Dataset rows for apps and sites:
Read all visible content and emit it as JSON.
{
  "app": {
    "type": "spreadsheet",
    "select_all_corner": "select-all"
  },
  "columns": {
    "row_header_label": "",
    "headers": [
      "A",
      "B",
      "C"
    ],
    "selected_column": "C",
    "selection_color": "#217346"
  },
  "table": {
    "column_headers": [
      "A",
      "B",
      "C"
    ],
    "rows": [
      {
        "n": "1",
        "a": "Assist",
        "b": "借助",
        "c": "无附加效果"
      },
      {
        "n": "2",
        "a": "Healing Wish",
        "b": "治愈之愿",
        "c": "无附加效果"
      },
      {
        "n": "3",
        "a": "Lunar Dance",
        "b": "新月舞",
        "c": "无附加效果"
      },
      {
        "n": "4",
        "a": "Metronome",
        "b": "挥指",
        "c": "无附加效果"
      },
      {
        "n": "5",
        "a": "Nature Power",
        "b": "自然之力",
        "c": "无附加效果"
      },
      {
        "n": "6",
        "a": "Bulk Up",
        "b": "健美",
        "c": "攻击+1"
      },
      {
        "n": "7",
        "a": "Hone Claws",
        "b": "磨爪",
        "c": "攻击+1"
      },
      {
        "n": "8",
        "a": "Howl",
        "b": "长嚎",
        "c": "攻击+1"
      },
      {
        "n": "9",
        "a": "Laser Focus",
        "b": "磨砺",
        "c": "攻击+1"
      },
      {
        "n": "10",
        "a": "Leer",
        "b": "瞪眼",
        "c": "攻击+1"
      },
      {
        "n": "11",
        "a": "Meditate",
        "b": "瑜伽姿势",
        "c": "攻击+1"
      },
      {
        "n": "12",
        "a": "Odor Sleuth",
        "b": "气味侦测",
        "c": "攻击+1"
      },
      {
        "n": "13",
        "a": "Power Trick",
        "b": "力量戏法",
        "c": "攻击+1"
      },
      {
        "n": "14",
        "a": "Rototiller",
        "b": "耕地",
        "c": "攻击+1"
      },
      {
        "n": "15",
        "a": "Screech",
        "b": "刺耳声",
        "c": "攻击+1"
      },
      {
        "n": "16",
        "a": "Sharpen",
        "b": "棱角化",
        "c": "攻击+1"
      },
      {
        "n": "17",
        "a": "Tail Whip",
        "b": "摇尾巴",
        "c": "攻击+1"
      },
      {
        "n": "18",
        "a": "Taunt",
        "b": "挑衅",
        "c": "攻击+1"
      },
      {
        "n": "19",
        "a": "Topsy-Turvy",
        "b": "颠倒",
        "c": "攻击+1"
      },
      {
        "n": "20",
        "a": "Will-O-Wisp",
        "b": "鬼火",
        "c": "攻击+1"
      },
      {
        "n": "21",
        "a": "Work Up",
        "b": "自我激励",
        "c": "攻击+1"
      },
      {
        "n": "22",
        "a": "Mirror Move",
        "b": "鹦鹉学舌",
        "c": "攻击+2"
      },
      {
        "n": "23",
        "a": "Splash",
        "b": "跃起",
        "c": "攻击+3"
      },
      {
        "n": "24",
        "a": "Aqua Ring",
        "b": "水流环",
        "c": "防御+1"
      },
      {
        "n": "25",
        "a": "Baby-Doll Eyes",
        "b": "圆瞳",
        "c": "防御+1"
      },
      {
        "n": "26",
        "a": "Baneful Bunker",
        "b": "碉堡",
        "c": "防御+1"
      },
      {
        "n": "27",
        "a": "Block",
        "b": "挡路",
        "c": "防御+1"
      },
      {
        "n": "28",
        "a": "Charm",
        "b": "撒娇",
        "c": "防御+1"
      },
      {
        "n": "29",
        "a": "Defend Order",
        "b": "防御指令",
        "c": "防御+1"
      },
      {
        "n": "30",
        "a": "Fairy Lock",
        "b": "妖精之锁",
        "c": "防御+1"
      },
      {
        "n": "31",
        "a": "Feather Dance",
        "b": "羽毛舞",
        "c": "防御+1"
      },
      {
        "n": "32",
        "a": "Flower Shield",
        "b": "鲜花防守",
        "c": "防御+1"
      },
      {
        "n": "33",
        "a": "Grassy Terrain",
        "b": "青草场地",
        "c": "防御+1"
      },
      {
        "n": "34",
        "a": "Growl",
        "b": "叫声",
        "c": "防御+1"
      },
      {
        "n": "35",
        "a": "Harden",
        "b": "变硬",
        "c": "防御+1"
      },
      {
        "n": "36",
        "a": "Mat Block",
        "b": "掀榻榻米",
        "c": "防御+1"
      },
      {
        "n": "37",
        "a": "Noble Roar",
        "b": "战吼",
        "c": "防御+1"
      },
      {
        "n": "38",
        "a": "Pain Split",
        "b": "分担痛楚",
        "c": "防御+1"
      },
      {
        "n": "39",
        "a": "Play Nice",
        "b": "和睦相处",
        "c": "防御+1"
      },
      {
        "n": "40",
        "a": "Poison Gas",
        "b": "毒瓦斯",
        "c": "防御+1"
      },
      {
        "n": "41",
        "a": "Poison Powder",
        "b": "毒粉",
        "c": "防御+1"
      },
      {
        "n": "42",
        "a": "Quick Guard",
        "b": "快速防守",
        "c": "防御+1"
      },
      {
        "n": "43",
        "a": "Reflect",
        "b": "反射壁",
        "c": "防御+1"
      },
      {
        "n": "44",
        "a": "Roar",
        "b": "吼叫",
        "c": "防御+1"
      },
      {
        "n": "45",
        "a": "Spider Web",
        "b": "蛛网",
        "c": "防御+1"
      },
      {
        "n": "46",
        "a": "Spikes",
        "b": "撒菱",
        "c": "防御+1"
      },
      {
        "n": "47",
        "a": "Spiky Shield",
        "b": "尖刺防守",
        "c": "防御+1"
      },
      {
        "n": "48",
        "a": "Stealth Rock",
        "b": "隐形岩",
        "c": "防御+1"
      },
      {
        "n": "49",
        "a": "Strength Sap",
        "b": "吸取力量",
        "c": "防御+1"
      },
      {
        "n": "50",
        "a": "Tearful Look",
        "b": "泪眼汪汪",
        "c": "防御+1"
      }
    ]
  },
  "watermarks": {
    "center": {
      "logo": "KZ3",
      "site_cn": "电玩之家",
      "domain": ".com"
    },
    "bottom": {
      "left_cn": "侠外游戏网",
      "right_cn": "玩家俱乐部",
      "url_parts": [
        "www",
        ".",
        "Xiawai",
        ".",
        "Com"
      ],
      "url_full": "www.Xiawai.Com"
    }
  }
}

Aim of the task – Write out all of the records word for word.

Exercise output –
Read all visible content and emit it as JSON.
{
  "app": {
    "type": "spreadsheet",
    "select_all_corner": "select-all"
  },
  "columns": {
    "row_header_label": "",
    "headers": [
      "A",
      "B",
      "C"
    ],
    "selected_column": "C",
    "selection_color": "#217346"
  },
  "table": {
    "column_headers": [
      "A",
      "B",
      "C"
    ],
    "rows": [
      {
        "n": "1",
        "a": "Assist",
        "b": "借助",
        "c": "无附加效果"
      },
      {
        "n": "2",
        "a": "Healing Wish",
        "b": "治愈之愿",
        "c": "无附加效果"
      },
      {
        "n": "3",
        "a": "Lunar Dance",
        "b": "新月舞",
        "c": "无附加效果"
      },
      {
        "n": "4",
        "a": "Metronome",
        "b": "挥指",
        "c": "无附加效果"
      },
      {
        "n": "5",
        "a": "Nature Power",
        "b": "自然之力",
        "c": "无附加效果"
      },
      {
        "n": "6",
        "a": "Bulk Up",
        "b": "健美",
        "c": "攻击+1"
      },
      {
        "n": "7",
        "a": "Hone Claws",
        "b": "磨爪",
        "c": "攻击+1"
      },
      {
        "n": "8",
        "a": "Howl",
        "b": "长嚎",
        "c": "攻击+1"
      },
      {
        "n": "9",
        "a": "Laser Focus",
        "b": "磨砺",
        "c": "攻击+1"
      },
      {
        "n": "10",
        "a": "Leer",
        "b": "瞪眼",
        "c": "攻击+1"
      },
      {
        "n": "11",
        "a": "Meditate",
        "b": "瑜伽姿势",
        "c": "攻击+1"
      },
      {
        "n": "12",
        "a": "Odor Sleuth",
        "b": "气味侦测",
        "c": "攻击+1"
      },
      {
        "n": "13",
        "a": "Power Trick",
        "b": "力量戏法",
        "c": "攻击+1"
      },
      {
        "n": "14",
        "a": "Rototiller",
        "b": "耕地",
        "c": "攻击+1"
      },
      {
        "n": "15",
        "a": "Screech",
        "b": "刺耳声",
        "c": "攻击+1"
      },
      {
        "n": "16",
        "a": "Sharpen",
        "b": "棱角化",
        "c": "攻击+1"
      },
      {
        "n": "17",
        "a": "Tail Whip",
        "b": "摇尾巴",
        "c": "攻击+1"
      },
      {
        "n": "18",
        "a": "Taunt",
        "b": "挑衅",
        "c": "攻击+1"
      },
      {
        "n": "19",
        "a": "Topsy-Turvy",
        "b": "颠倒",
        "c": "攻击+1"
      },
      {
        "n": "20",
        "a": "Will-O-Wisp",
        "b": "鬼火",
        "c": "攻击+1"
      },
      {
        "n": "21",
        "a": "Work Up",
        "b": "自我激励",
        "c": "攻击+1"
      },
      {
        "n": "22",
        "a": "Mirror Move",
        "b": "鹦鹉学舌",
        "c": "攻击+2"
      },
      {
        "n": "23",
        "a": "Splash",
        "b": "跃起",
        "c": "攻击+3"
      },
      {
        "n": "24",
        "a": "Aqua Ring",
        "b": "水流环",
        "c": "防御+1"
      },
      {
        "n": "25",
        "a": "Baby-Doll Eyes",
        "b": "圆瞳",
        "c": "防御+1"
      },
      {
        "n": "26",
        "a": "Baneful Bunker",
        "b": "碉堡",
        "c": "防御+1"
      },
      {
        "n": "27",
        "a": "Block",
        "b": "挡路",
        "c": "防御+1"
      },
      {
        "n": "28",
        "a": "Charm",
        "b": "撒娇",
        "c": "防御+1"
      },
      {
        "n": "29",
        "a": "Defend Order",
        "b": "防御指令",
        "c": "防御+1"
      },
      {
        "n": "30",
        "a": "Fairy Lock",
        "b": "妖精之锁",
        "c": "防御+1"
      },
      {
        "n": "31",
        "a": "Feather Dance",
        "b": "羽毛舞",
        "c": "防御+1"
      },
      {
        "n": "32",
        "a": "Flower Shield",
        "b": "鲜花防守",
        "c": "防御+1"
      },
      {
        "n": "33",
        "a": "Grassy Terrain",
        "b": "青草场地",
        "c": "防御+1"
      },
      {
        "n": "34",
        "a": "Growl",
        "b": "叫声",
        "c": "防御+1"
      },
      {
        "n": "35",
        "a": "Harden",
        "b": "变硬",
        "c": "防御+1"
      },
      {
        "n": "36",
        "a": "Mat Block",
        "b": "掀榻榻米",
        "c": "防御+1"
      },
      {
        "n": "37",
        "a": "Noble Roar",
        "b": "战吼",
        "c": "防御+1"
      },
      {
        "n": "38",
        "a": "Pain Split",
        "b": "分担痛楚",
        "c": "防御+1"
      },
      {
        "n": "39",
        "a": "Play Nice",
        "b": "和睦相处",
        "c": "防御+1"
      },
      {
        "n": "40",
        "a": "Poison Gas",
        "b": "毒瓦斯",
        "c": "防御+1"
      },
      {
        "n": "41",
        "a": "Poison Powder",
        "b": "毒粉",
        "c": "防御+1"
      },
      {
        "n": "42",
        "a": "Quick Guard",
        "b": "快速防守",
        "c": "防御+1"
      },
      {
        "n": "43",
        "a": "Reflect",
        "b": "反射壁",
        "c": "防御+1"
      },
      {
        "n": "44",
        "a": "Roar",
        "b": "吼叫",
        "c": "防御+1"
      },
      {
        "n": "45",
        "a": "Spider Web",
        "b": "蛛网",
        "c": "防御+1"
      },
      {
        "n": "46",
        "a": "Spikes",
        "b": "撒菱",
        "c": "防御+1"
      },
      {
        "n": "47",
        "a": "Spiky Shield",
        "b": "尖刺防守",
        "c": "防御+1"
      },
      {
        "n": "48",
        "a": "Stealth Rock",
        "b": "隐形岩",
        "c": "防御+1"
      },
      {
        "n": "49",
        "a": "Strength Sap",
        "b": "吸取力量",
        "c": "防御+1"
      },
      {
        "n": "50",
        "a": "Tearful Look",
        "b": "泪眼汪汪",
        "c": "防御+1"
      }
    ]
  },
  "watermarks": {
    "center": {
      "logo": "KZ3",
      "site_cn": "电玩之家",
      "domain": ".com"
    },
    "bottom": {
      "left_cn": "侠外游戏网",
      "right_cn": "玩家俱乐部",
      "url_parts": [
        "www",
        ".",
        "Xiawai",
        ".",
        "Com"
      ],
      "url_full": "www.Xiawai.Com"
    }
  }
}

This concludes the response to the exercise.